It is apparent that the two guides shown are merely illustrative of but two of the many specific embodiments which can represent applications of the principles of the invention.

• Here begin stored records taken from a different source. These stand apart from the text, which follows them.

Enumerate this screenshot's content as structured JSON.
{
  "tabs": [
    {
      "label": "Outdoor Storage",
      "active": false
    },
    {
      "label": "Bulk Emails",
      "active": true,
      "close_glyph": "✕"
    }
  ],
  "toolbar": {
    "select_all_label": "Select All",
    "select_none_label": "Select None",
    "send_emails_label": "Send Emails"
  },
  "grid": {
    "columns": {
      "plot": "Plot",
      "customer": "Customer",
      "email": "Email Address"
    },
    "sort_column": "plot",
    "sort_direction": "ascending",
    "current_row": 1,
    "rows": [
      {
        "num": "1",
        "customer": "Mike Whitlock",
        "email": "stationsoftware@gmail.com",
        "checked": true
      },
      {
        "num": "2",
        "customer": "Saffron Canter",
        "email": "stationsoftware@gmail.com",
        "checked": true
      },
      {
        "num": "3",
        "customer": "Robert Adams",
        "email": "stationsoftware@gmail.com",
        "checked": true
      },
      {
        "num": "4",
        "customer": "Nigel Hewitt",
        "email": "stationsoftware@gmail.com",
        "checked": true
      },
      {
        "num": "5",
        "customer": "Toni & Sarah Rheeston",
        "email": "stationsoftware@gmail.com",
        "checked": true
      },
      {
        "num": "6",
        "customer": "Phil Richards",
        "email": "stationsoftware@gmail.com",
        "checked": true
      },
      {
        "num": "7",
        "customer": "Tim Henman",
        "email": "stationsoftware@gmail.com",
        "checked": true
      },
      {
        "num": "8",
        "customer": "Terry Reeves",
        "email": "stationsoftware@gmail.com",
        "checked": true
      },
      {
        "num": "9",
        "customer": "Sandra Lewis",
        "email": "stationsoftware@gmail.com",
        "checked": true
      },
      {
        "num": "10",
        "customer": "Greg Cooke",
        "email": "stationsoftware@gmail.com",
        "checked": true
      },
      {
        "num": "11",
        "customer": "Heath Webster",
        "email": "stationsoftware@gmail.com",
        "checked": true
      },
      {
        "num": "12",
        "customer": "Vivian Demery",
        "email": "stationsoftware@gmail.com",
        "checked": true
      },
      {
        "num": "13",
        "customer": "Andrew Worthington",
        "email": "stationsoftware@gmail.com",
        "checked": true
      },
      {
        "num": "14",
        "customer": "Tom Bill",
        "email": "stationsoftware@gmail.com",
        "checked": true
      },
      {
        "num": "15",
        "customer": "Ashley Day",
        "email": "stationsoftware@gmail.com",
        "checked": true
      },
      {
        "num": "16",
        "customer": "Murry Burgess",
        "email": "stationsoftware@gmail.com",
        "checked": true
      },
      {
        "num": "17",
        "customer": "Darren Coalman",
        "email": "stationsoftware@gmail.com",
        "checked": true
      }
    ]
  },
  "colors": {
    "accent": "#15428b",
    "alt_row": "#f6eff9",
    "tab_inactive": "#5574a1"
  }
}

Thus numerous and various other arrangements can readily be devised in accordance with these principles by those skilled in the art without departing from either the spirit or scope of the invention.
I claim: 1. A pair of optical waveguides, each of which includes an elongated core, characterized in that:
each waveguide has a region along which the core portion has at least one planar surface that extends in a direction parallel to the direction of wave propagation; the refractive index of each of said core portions decreases continuously in a transverse direction from a maximum at a point along said planar surface, to a minimum at the surfaces of said core; the planar surfaces of said core portions overlap and are in contact to form a splice; and in that said overlapping core portions are surrounded by material having a refractive index that is no greater than the minimum refractive index at said core surfaces. 2. The waveguides according to claim 1 wherein said core has a semicircular cross section. 3. The waveguides according to claim 1 wherein said core has a rectangular cross section.
4. The waveguides according to claim 1 wherein said core is surrounded by an outer jacket;
and wherein the refractive index of the region between said core and said jacket has a lower refractive index than said core. 5. The waveguides according to claim 1 wherein the refractive index decreases as a function of the square of the distance from said point of maximum refractive index.
|Cited Patent||Filing date||Publication date||Applicant||Title|
|US3386787 *||Oct 25, 1963||Jun 4, 1968||Hazeltine Research Inc||Macroscopic optical waveguides|
|US3434774 *||Feb 2, 1965||Mar 25, 1969||Bell Telephone Labor Inc||Waveguide for millimeter and optical waves|
|US3647406 *||Nov 4, 1968||Mar 7, 1972||Bell Telephone Labor Inc||Method of achieving surface refractive index changes in a glass light guide element|
|US3712705 *||May 28, 1971||Jan 23, 1973||Bell Telephone Labor Inc||Air clad optical fiber waveguide|
|US3817730 *||Sep 26, 1972||Jun 18, 1974||Nippon Electric Co||Method of making optical lines in dielectric body|
|Citing Patent||Filing date||Publication date||Applicant||Title|
|US4113345 *||Nov 26, 1975||Sep 12, 1978||Siemens Aktiengesellschaft||Branching arrangement for communication transmission links having optical glass fibers|
|US4307938 *||Mar 3, 1980||Dec 29, 1981||Andrew Corporation||Dielectric waveguide with elongate cross-section|
|US4444463 *||Apr 8, 1981||Apr 24, 1984||Siemens Aktiengesellschaft||Glass fibers with transverse openings and methods of their production|
|US4815817 *||Apr 6, 1988||Mar 28, 1989||Raynet Corporation||D-shaped fiber|
|US5111525 *||Oct 15, 1990||May 5, 1992||General Dynamics Corporation||Split-core fiber optic waveguide and sensor|
|U.S. Classification||385/95, 385/85, 385/124, 385/73, 385/125|
|International Classification||G02B6/02, G02B6/38, G02B6/028|
|Cooperative Classification||G02B6/3803, G02B6/0288|
|European Classification||G02B6/38B4, G02B6/028M|